- Inject a return value variable (tmpLoopRetValue)
- Create a fresh function containing the body of the loop (tmpLoopBody)
- Create a fresh function containing the code that follows the loop (tmpLoopTail)
- Find all return, continue, and break statements in the loop-body-function and convert them
   - Every return updates the completion state and return value state and change to a return undefined
   - Every break updates the completion state and change to a return undefined. It does not use the return value
   - Every continue just changes into a return undefined because all that needs to do is exit the function to "continue" the loop
- Replace all the code after the loop (now inside a fresh function) with a return of calling that fresh function

The fresh function for the code after the loop (tmpLoopTail) will first check the completion state. If it was for a return, then immediately return the value stored in the return value state. Otherwise, we ignore these states and move on to execute the code that originally folllowed the loop. That should suffice to maintain the original semantics.

In the above code, the $$0 stuff are normalized parameters and the debugger statement signifies the end of my function header, since JS has no such thing. Feel free to ignore them, they make analysis easier.


Ideally the abstracted body would signal an abrubt completion with a simple boolean. However, it needs to tell the loop whether it completed early or not and, if so, whether it was a break or a return.

However, considering our normalization efforts, it would be highly helpful if we could keep the loop condition "simple", that is, a simple expression without noticable side effects. This is effectively an identifier, a literal, or a negative value on something we can statically determine to be a primitive value (negative numbers are highly annoying in this context, but let's discuss that in another blog post).

Effectively this means that I'd rather not have the while condition be anything other than true or an identifier. Not while (x === true) nor while (state === CONTINUE), if you get my drift. This includes not negating the value. So it's very tempting to use 0, 1, 2 for state, considering 0 to mean "continue", and doing a while (!state), but then the while condition is no longer "simple" as it's now a unary expression that needs to be abstracted.

So to keep that condition simple, we have to make sure the state can inform us of the three continue, break, and return states with a truthy value for "continue" and falsy values for the others. For now I went with true, false, and undefined. While I _am_ worried about that leading to slightly sub-optimal code, we can always test and improve on this situation later.


This means I can now define a normalized loop as:

"A loop with a simple node condition and without branching in its body"

And in most cases it will look like this:

while (retCode) loopBody();
return tail();

The "no branching" part is to support inlining functions as, right now, I'm not sure it matters to me whether "flat" code is inside a loop versus inside a function.

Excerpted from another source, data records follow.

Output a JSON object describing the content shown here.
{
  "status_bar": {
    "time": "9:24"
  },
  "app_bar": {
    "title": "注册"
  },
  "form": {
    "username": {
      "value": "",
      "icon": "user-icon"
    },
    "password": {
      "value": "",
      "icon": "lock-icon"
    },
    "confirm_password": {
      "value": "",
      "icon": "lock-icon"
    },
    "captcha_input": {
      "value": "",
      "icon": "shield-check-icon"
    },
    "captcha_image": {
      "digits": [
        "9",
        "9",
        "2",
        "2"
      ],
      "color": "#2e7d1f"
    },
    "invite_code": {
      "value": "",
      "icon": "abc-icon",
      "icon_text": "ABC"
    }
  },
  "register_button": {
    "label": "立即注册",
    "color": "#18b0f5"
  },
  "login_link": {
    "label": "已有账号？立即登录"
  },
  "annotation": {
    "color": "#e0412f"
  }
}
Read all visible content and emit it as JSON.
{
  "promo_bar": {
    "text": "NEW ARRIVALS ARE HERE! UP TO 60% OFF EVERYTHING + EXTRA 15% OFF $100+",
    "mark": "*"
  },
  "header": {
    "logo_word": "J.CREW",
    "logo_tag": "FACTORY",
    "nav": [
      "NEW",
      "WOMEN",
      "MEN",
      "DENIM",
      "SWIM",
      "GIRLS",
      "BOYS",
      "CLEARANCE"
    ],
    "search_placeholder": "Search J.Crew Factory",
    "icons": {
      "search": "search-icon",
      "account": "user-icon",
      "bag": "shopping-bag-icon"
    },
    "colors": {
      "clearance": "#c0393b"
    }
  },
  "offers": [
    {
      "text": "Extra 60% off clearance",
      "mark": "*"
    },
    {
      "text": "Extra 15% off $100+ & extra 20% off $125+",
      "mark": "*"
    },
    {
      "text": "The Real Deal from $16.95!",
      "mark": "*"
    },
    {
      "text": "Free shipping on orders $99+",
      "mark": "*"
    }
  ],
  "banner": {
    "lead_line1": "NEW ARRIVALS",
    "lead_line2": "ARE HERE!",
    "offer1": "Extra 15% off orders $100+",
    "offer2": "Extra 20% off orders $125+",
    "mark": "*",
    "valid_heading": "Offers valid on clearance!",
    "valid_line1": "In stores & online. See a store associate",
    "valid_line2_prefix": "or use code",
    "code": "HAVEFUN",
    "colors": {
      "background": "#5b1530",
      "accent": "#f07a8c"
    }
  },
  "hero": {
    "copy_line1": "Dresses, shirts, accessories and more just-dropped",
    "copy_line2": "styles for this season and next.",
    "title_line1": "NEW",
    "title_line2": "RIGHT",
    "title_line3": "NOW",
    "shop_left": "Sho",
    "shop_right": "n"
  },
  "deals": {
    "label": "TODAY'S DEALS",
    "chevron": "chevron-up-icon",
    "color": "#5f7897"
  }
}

Although maybe I'll enforce that through closures, anyways. We'll see.

Consistent state

One important part is that the normalization property holds in multiple passes. Otherwise you'd run the risk of an endless loop.

If the condition was not simple then a rule would replace it with true and put the old condition as an if-else inside the while body, leading to the same transformation over and over again.

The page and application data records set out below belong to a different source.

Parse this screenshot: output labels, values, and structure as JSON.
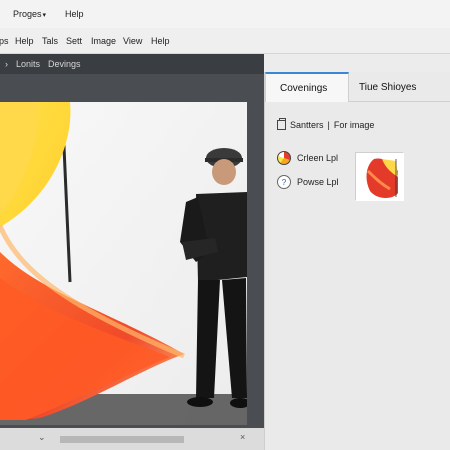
{
  "titlebar": {
    "items": [
      {
        "label": "Proges"
      },
      {
        "label": "Help"
      }
    ]
  },
  "menubar": {
    "items": [
      {
        "label": "ps"
      },
      {
        "label": "Help"
      },
      {
        "label": "Tals"
      },
      {
        "label": "Sett"
      },
      {
        "label": "Image"
      },
      {
        "label": "View"
      },
      {
        "label": "Help"
      }
    ]
  },
  "breadcrumb": {
    "chevron": "›",
    "items": [
      {
        "label": "Lonits"
      },
      {
        "label": "Devings"
      }
    ]
  },
  "panel": {
    "tabs": [
      {
        "label": "Covenings",
        "active": true
      },
      {
        "label": "Tiue Shioyes",
        "active": false
      }
    ],
    "section": {
      "prefix": "Santters",
      "divider": "|",
      "label": "For image"
    },
    "options": [
      {
        "label": "Crleen Lpl",
        "icon": "color-wheel-icon"
      },
      {
        "label": "Powse Lpl",
        "icon": "help-icon",
        "glyph": "?"
      }
    ]
  },
  "colors": {
    "accent": "#3c86d6",
    "dark_bar": "#3a3d42",
    "canvas": "#4a4d52"
  }
}
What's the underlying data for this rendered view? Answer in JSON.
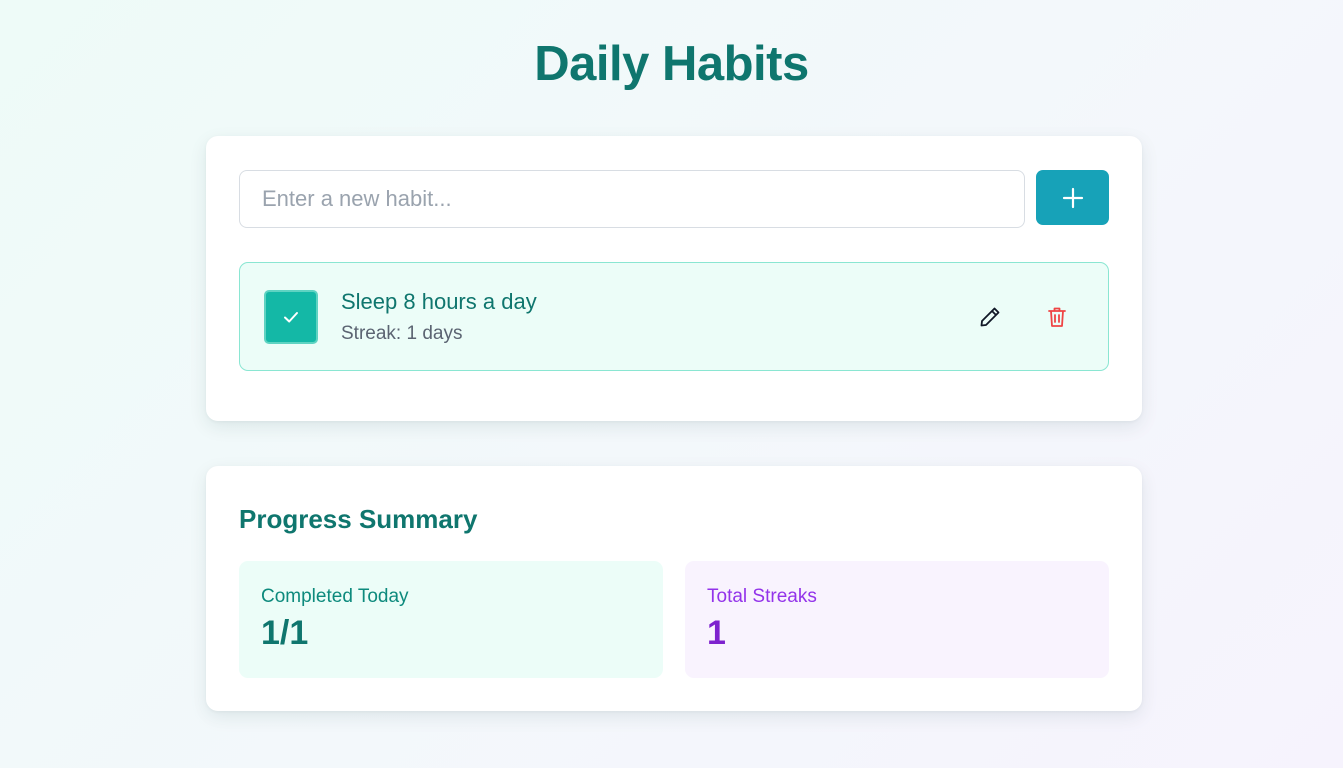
{
  "header": {
    "title": "Daily Habits"
  },
  "new_habit": {
    "placeholder": "Enter a new habit...",
    "value": "",
    "add_icon": "plus-icon"
  },
  "habits": [
    {
      "name": "Sleep 8 hours a day",
      "streak_text": "Streak: 1 days",
      "completed": true,
      "check_icon": "check-icon",
      "edit_icon": "pencil-icon",
      "delete_icon": "trash-icon"
    }
  ],
  "summary": {
    "title": "Progress Summary",
    "completed_today": {
      "label": "Completed Today",
      "value": "1/1"
    },
    "total_streaks": {
      "label": "Total Streaks",
      "value": "1"
    }
  },
  "colors": {
    "primary": "#0f766e",
    "teal_accent": "#14b8a6",
    "add_button": "#17a2b8",
    "delete": "#ef4444",
    "purple": "#7e22ce"
  }
}
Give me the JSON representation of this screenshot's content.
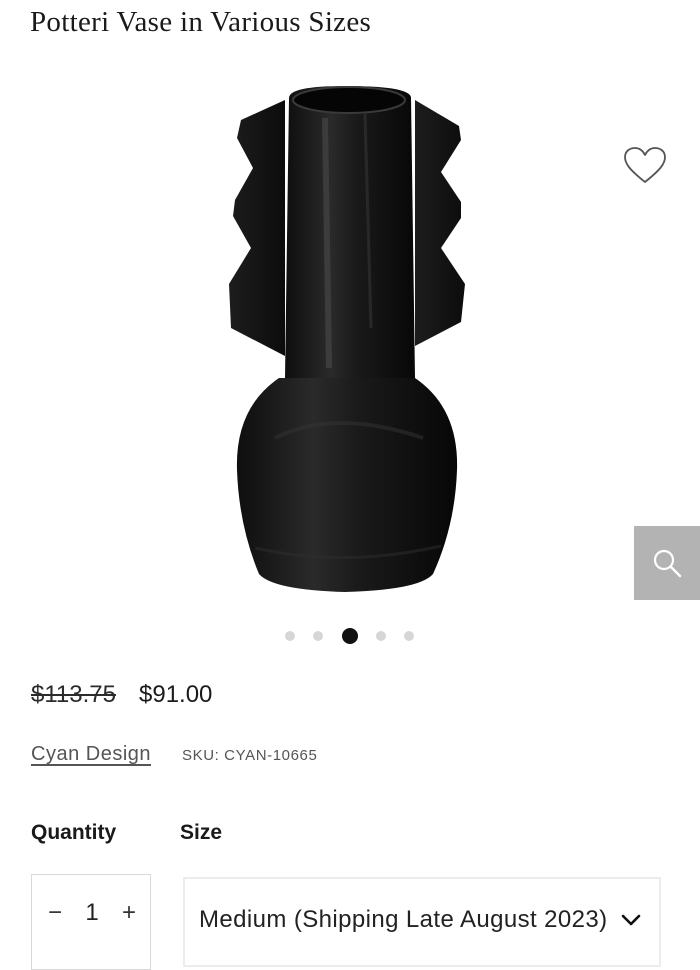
{
  "product": {
    "title": "Potteri Vase in Various Sizes",
    "price_original": "$113.75",
    "price_sale": "$91.00",
    "brand": "Cyan Design",
    "sku": "SKU: CYAN-10665"
  },
  "gallery": {
    "image_alt": "Black ceramic vase with jagged side fins",
    "dots_count": 5,
    "active_dot_index": 2,
    "icons": {
      "wishlist": "heart-outline-icon",
      "zoom": "magnifier-icon"
    }
  },
  "options": {
    "quantity_label": "Quantity",
    "quantity_value": "1",
    "minus_glyph": "−",
    "plus_glyph": "+",
    "size_label": "Size",
    "size_value": "Medium (Shipping Late August 2023)"
  },
  "colors": {
    "text": "#1a1a1a",
    "muted": "#555555",
    "zoom_button_bg": "#b3b3b3",
    "dot_active": "#111111",
    "dot_inactive": "#d6d6d6"
  }
}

We could restrict the normalized state to require the while to have exactly one statement expression that is a call (etc), but for now there's no real need and this way the function call may still end up being eliminated if other rules reduce its complexity. Work in progress.


This one was annoying to me. It was necessary to normalize the loop because it prevented nested branching from being normalized safely. But normalizing the loop means adding some more boiler plate and just hoping that other rules eliminate most of that away again. Some do, some won't. It's hard to predict whether it's a net positive, although I'm hoping so.

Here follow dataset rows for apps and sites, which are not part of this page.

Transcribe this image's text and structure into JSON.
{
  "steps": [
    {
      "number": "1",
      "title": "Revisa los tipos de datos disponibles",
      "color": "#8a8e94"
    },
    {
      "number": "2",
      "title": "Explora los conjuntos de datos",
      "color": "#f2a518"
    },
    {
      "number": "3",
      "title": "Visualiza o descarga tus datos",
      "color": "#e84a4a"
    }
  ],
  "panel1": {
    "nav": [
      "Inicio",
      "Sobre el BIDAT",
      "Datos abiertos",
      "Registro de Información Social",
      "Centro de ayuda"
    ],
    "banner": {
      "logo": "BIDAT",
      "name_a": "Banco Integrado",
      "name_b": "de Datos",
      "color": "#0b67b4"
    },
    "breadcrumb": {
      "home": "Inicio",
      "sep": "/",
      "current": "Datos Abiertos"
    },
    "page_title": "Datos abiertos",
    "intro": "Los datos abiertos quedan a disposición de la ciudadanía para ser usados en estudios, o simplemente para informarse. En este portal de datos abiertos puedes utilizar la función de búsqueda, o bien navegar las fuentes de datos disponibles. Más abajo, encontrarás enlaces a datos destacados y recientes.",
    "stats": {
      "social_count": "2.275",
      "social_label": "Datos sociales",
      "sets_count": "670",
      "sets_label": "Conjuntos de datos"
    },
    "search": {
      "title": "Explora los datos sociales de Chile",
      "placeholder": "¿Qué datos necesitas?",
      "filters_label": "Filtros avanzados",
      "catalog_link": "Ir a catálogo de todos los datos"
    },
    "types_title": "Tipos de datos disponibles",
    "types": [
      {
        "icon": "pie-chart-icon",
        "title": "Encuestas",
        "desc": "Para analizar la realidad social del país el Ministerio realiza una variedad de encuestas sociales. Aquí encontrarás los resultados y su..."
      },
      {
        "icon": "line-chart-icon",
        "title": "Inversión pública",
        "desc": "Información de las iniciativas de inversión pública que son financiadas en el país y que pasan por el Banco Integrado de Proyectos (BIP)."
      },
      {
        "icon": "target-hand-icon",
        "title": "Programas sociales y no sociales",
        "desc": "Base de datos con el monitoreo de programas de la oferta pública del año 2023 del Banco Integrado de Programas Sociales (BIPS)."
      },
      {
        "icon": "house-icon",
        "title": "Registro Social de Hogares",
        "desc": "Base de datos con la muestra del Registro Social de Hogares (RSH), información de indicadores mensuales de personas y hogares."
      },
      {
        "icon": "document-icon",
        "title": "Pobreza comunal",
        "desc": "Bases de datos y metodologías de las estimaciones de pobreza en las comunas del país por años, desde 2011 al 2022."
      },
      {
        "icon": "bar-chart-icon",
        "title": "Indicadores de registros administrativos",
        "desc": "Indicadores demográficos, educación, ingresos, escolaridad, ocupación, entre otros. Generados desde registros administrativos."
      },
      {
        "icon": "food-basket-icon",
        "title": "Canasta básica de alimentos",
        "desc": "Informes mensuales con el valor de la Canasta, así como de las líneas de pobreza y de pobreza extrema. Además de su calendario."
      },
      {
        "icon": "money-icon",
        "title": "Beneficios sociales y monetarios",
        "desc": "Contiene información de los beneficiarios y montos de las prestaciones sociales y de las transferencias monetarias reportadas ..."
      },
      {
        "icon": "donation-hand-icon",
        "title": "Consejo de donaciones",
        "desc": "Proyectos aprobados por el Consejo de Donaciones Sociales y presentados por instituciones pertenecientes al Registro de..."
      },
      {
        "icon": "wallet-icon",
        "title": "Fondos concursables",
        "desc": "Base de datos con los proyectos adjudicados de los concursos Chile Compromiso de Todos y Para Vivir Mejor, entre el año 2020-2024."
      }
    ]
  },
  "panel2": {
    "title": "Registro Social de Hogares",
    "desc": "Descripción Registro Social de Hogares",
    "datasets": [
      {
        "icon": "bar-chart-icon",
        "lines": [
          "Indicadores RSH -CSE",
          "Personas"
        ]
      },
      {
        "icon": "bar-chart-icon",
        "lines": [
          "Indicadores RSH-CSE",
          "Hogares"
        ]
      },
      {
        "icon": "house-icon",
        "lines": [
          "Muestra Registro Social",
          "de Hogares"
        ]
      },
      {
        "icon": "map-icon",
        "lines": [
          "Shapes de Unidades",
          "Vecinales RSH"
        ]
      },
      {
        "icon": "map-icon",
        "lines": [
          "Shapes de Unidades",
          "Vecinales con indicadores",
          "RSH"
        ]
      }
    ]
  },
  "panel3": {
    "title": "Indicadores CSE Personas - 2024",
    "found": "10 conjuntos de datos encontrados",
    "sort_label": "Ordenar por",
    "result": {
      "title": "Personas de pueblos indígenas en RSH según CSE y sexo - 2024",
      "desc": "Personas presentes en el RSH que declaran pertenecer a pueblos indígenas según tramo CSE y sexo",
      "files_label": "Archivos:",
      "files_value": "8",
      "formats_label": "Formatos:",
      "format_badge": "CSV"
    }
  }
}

In the end I hope that any abstraction that's introduced by Preval and left after crunching it down can be compiled again into higher level logic. But I'm well aware this is far from trivial in almost any case. Moar puzzles!